Now, the world’s leading diamond trader, the DeBeers Corporation, has announced a policy it suggests will stop the flow and reassure customers that they are not contributing to the carnage.
In an elaborate public relations effort, the South African corporation, with London operations at its center, guaranteed it will no longer accept diamonds mined and smuggled out of the conflict zone.
“Any diamond coming out of this office is guaranteed not to have ever been held by a rebel,” says DeBeers executive Timothy Capon. His corporation insists its experts can identify places of origin. It wants certification to become an accepted practice in the industry.
Difficult to Verify Origin
The problem is that there is no reliable technology to verify such a guarantee, according to diamond industry officials. Hope is fading for a laser engraving system to install serial numbers or geographical designations.
Jeffrey Fischer, president of the Diamond Manufacturer’s and Importers of America, puts it bluntly: “Right now, there’s no conclusive method of determining the source of the diamond.

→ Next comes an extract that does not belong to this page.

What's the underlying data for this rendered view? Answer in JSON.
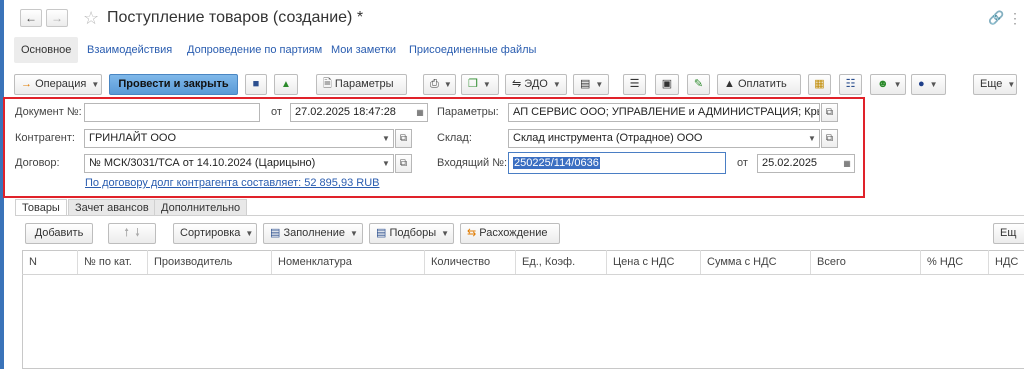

It’s really pretty much that simple.”
So, well-intentioned though it might be, the DeBeers’ guarantee is more symbol than substance. And what did Leo Robin say about diamonds? Here’s a sample, heard from the lips of Lorelei Lee, a character in the novel that became the play, Gentlemen Prefer Blondes:
The French are glad to die for love, They delight in fighting duels. But I prefer a man who lives and gives Expensive jewels.
A kiss on the hand may be quite continental, But diamonds are a girl’s best friend.
Surprisingly, it was Lorelei Lee who provided the diamond industry with its famous advertising line: “Kissing your hand may make you feel very good,” she says in Gentlemen, “but a diamond lasts forever.”
That was the 1920s, and today, many women no longer feel comfortable with the imagery of being tended like an object, but the appeal of diamonds seems timeless, and the horror of war makes them all the more the object of attention.